_What is required:_
Go through each line of the records below and count those with the word "sorterad". Give only the count.

Items from an interface collection
^^^^^^^^

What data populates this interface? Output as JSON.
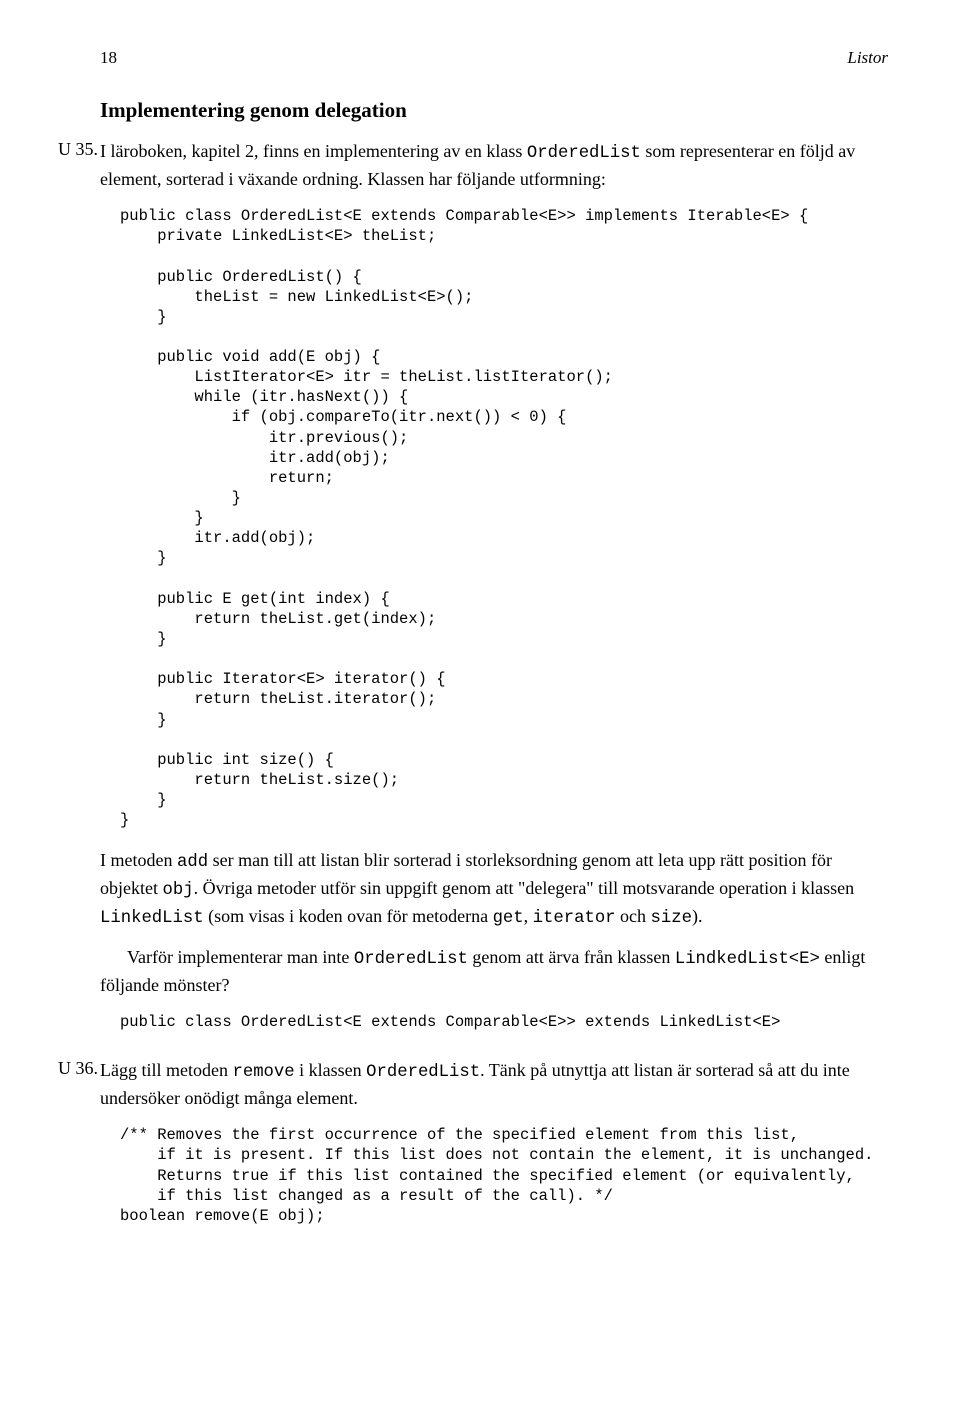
{
  "header": {
    "page_number": "18",
    "chapter_title": "Listor"
  },
  "section_title": "Implementering genom delegation",
  "ex35": {
    "label": "U 35.",
    "para1_pre": "I läroboken, kapitel 2, finns en implementering av en klass ",
    "para1_code1": "OrderedList",
    "para1_post": " som representerar en följd av element, sorterad i växande ordning. Klassen har följande utformning:",
    "code1": "public class OrderedList<E extends Comparable<E>> implements Iterable<E> {\n    private LinkedList<E> theList;\n\n    public OrderedList() {\n        theList = new LinkedList<E>();\n    }\n\n    public void add(E obj) {\n        ListIterator<E> itr = theList.listIterator();\n        while (itr.hasNext()) {\n            if (obj.compareTo(itr.next()) < 0) {\n                itr.previous();\n                itr.add(obj);\n                return;\n            }\n        }\n        itr.add(obj);\n    }\n\n    public E get(int index) {\n        return theList.get(index);\n    }\n\n    public Iterator<E> iterator() {\n        return theList.iterator();\n    }\n\n    public int size() {\n        return theList.size();\n    }\n}",
    "para2_pre": "I metoden ",
    "para2_c1": "add",
    "para2_m1": " ser man till att listan blir sorterad i storleksordning genom att leta upp rätt position för objektet ",
    "para2_c2": "obj",
    "para2_m2": ". Övriga metoder utför sin uppgift genom att \"delegera\" till motsvarande operation i klassen ",
    "para2_c3": "LinkedList",
    "para2_m3": " (som visas i koden ovan för metoderna ",
    "para2_c4": "get",
    "para2_m4": ", ",
    "para2_c5": "iterator",
    "para2_m5": " och ",
    "para2_c6": "size",
    "para2_m6": ").",
    "para3_pre": "Varför implementerar man inte ",
    "para3_c1": "OrderedList",
    "para3_m1": " genom att ärva från klassen ",
    "para3_c2": "LindkedList<E>",
    "para3_post": " enligt följande mönster?",
    "code2": "public class OrderedList<E extends Comparable<E>> extends LinkedList<E>"
  },
  "ex36": {
    "label": "U 36.",
    "para1_pre": "Lägg till metoden ",
    "para1_c1": "remove",
    "para1_m1": " i klassen ",
    "para1_c2": "OrderedList",
    "para1_post": ". Tänk på utnyttja att listan är sorterad så att du inte undersöker onödigt många element.",
    "code1": "/** Removes the first occurrence of the specified element from this list,\n    if it is present. If this list does not contain the element, it is unchanged.\n    Returns true if this list contained the specified element (or equivalently,\n    if this list changed as a result of the call). */\nboolean remove(E obj);"
  }
}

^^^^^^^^

_Answer space:_
3